Even though names like darkness therapy or flotation tank sound like some new age pseudo-science, there’s actually a good amount of research behind these things. Neuroscientist John C. Lilly is credited with first experimenting with floatation therapy in the 1950s. At the time, the technique was just one branch of a larger field referred to as sensory deprivation. Throughout the 1960s and 70s, academic research continued into the positive effects of sensory deprivation techniques, including stress relief and enhanced memory and learning.

What is REST?

A few of the emerging leaders in the field, including Dr Peter Suedfeld and Dr R.A. Borrie, coined the term Restricted Environmental Stimulation Therapy (REST) around 1980. It is commonly classified into two categories: flotation REST, where subjects float in a saline water tank for about one hour, and chamber REST, where subjects spend one to two full days in a dark, quiet room.

Chamber REST

In this modality of REST, the participant stays alone in a room which is usually equipped with a bed, armchair, and toilet. The room provides restricted stimulation (darkness, quiet, reduced mobility, solitude). Food and drink are provided. The individual usually stays for 24 hours but in some cases longer while having therapeutic support available. Chamber REST has been linked in a handful of studies to successful habit modification.

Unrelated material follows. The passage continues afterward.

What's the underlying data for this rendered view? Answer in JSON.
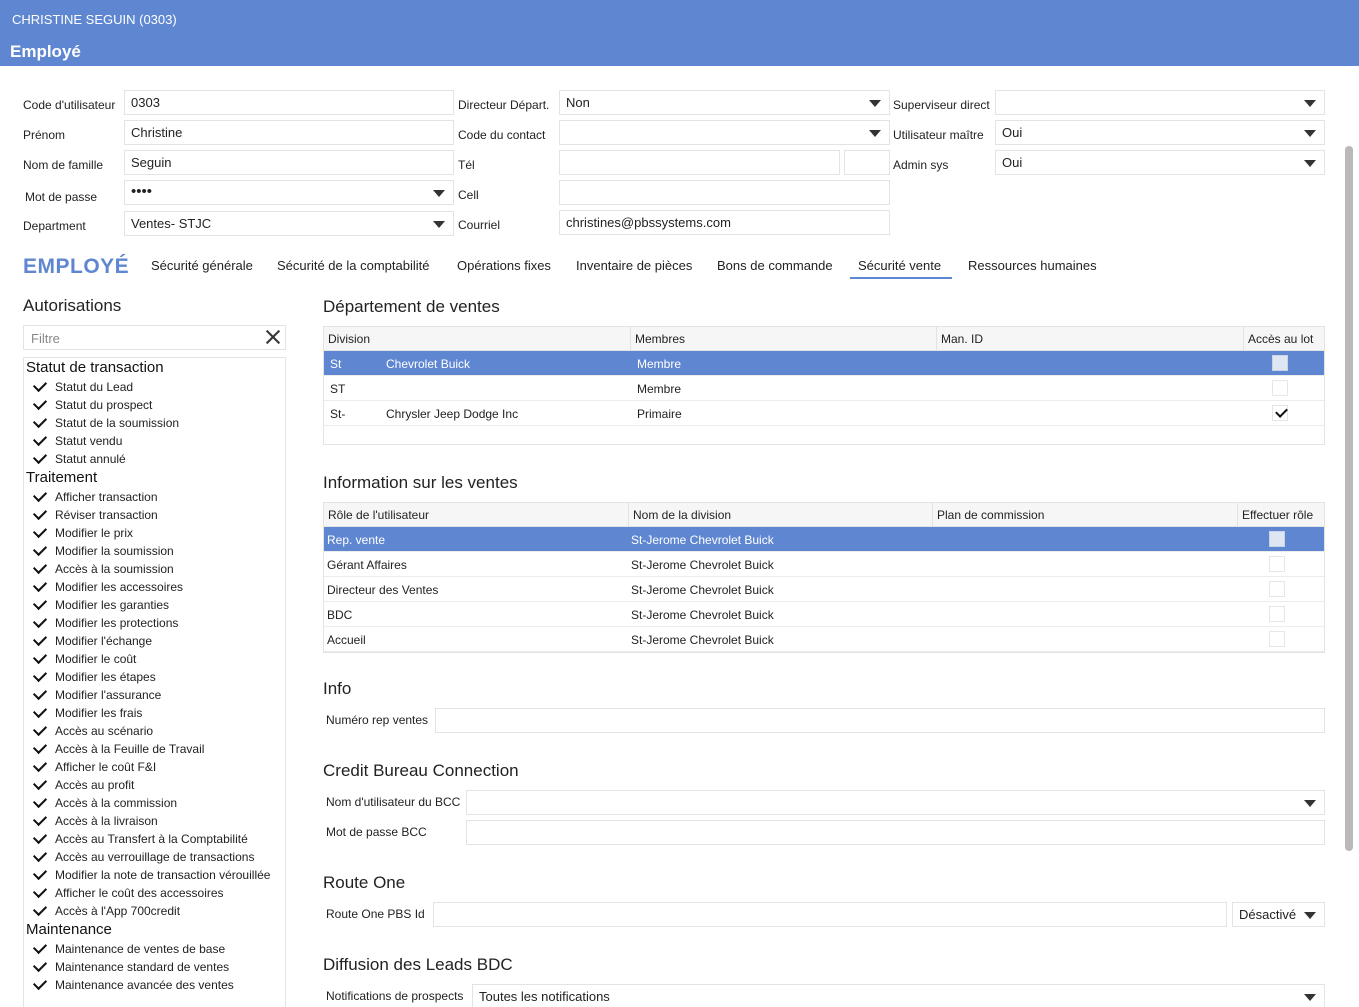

Darkness therapy emerged as a variation of chamber REST. In this modality the individual stays in total darkness for a week or even longer and the room is also equipped with a shower, and sometimes a stationary bicycle. The individual is able to talk to a therapist when they are brought food and drink. It is a relatively new variation but early research shows that people who undergo the procedure come out of the chamber with significantly lower self-reported levels of depression and anxiety. It is hypothesised that spending extended periods of time in the dark might increase individual’s levels of the hormone melatonin, which is linked to sleep regulation, cardiovascular functioning, and the development of cancer.


Flotation REST

During flotation REST, an individual is floating inside a soundproof and dark tank, filled with a skin-temperature salt saturated water. In studies, flotation REST has been linked to a host of psychological and physiological benefits, from elevated mood to reduced stress to improved athletic ability and increased creativity.

The emerging research as well as the fact that in the 1970s, commercial float tanks were created, the popularity of this type of sensory deprivation is on the rise. Newer studies suggest time spent floating in a sensory deprivation tank may have some benefits even in healthy people, such as muscle relaxation, better sleep, and a decrease in pain, stress, and anxiety.

It definitely seems like there is something to this type of therapy, but is it safe? And what specific health and other benefits can you expect? You will find out in the rest of this series.

Next up in Sensory Deprivation Therapy series